The seas have remained incredibly calm, again with waves normally no higher than 1 ft.
July 7, 2015 was a beautiful day, with few (FEW, 1-2 oktas) clouds in the sky (see above weather log from the bridge).
Visibility from the bridge was 10 nautical miles (nm) throughout the day.
Science and Technology Log After a run of around 16 hours, we finally arrived on the west coast of Florida to continue the survey. The organisms caught on the west coast of Florida were entirely different from those caught west of the Mississippi.
In our first trawl catch, I almost didn’t recognize a single species.
Fisheries biologist Kevin Rademacher shared with me an article, “Evidence of multiple vicariance in a marine suture-zone in the Gulf of Mexico” (Portnoy and Gold, 2012), that offers a potential explanation for the many differences observed.
The paper is based on what are called “suture-zones.” A suture-zone, as defined previously in the literature, is “a band of geographic overlap between major biotic assemblages, including pairs of species or semispecies which hybridize in the zone” (Remington, 1968).
In other words, it is a barrier zone of some kind, allowing for allopatric speciation, yet also containing overlap for species hybridization. (2009), such suture-zones are more difficult to detect in marine environments, and accordingly, have received less attention in the literature.
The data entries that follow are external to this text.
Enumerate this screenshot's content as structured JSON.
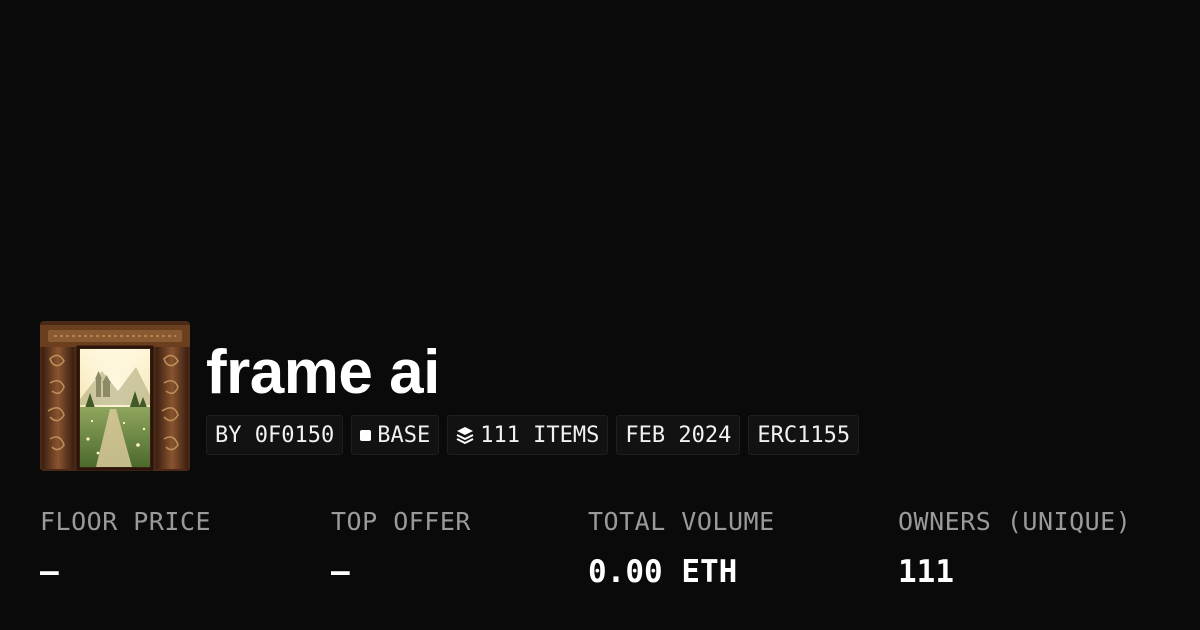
{
  "collection": {
    "name": "frame ai",
    "thumbnail_icon": "portal-door-image"
  },
  "chips": {
    "creator": "BY 0F0150",
    "chain": "BASE",
    "chain_icon": "square-chain-icon",
    "items": "111 ITEMS",
    "items_icon": "layers-icon",
    "date": "FEB 2024",
    "standard": "ERC1155"
  },
  "stats": {
    "floor_price": {
      "label": "FLOOR PRICE",
      "value": "–"
    },
    "top_offer": {
      "label": "TOP OFFER",
      "value": "–"
    },
    "total_volume": {
      "label": "TOTAL VOLUME",
      "value": "0.00 ETH"
    },
    "owners": {
      "label": "OWNERS (UNIQUE)",
      "value": "111"
    }
  },
  "colors": {
    "background": "#0a0a0a",
    "text": "#ffffff",
    "muted": "#9a9a9a",
    "chip_bg": "#121212"
  }
}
Such zones, however, have been discovered and described in the northern Gulf of Mexico, between Texas and Florida (Dahlberg, 1970; Mc Clure and Mc Eachran, 1992).
Portnoy and Gold note that “at least 15 pairs of fishes and invertebrates described as ‘sister taxa’ (species, subspecies, or genetically distinct populations) meet in this region, with evidence of hybridization occurring between several of the taxa” (Portnoy and Gold, 2012). On this table, I have highlighted species that we have found on this survey.
The figure below geographically illustrates distribution patterns of two pairs of sister species within the northern Gulf of Mexico.
We have seen all four of these species on this survey, and our observations have been consistent with these distribution patterns.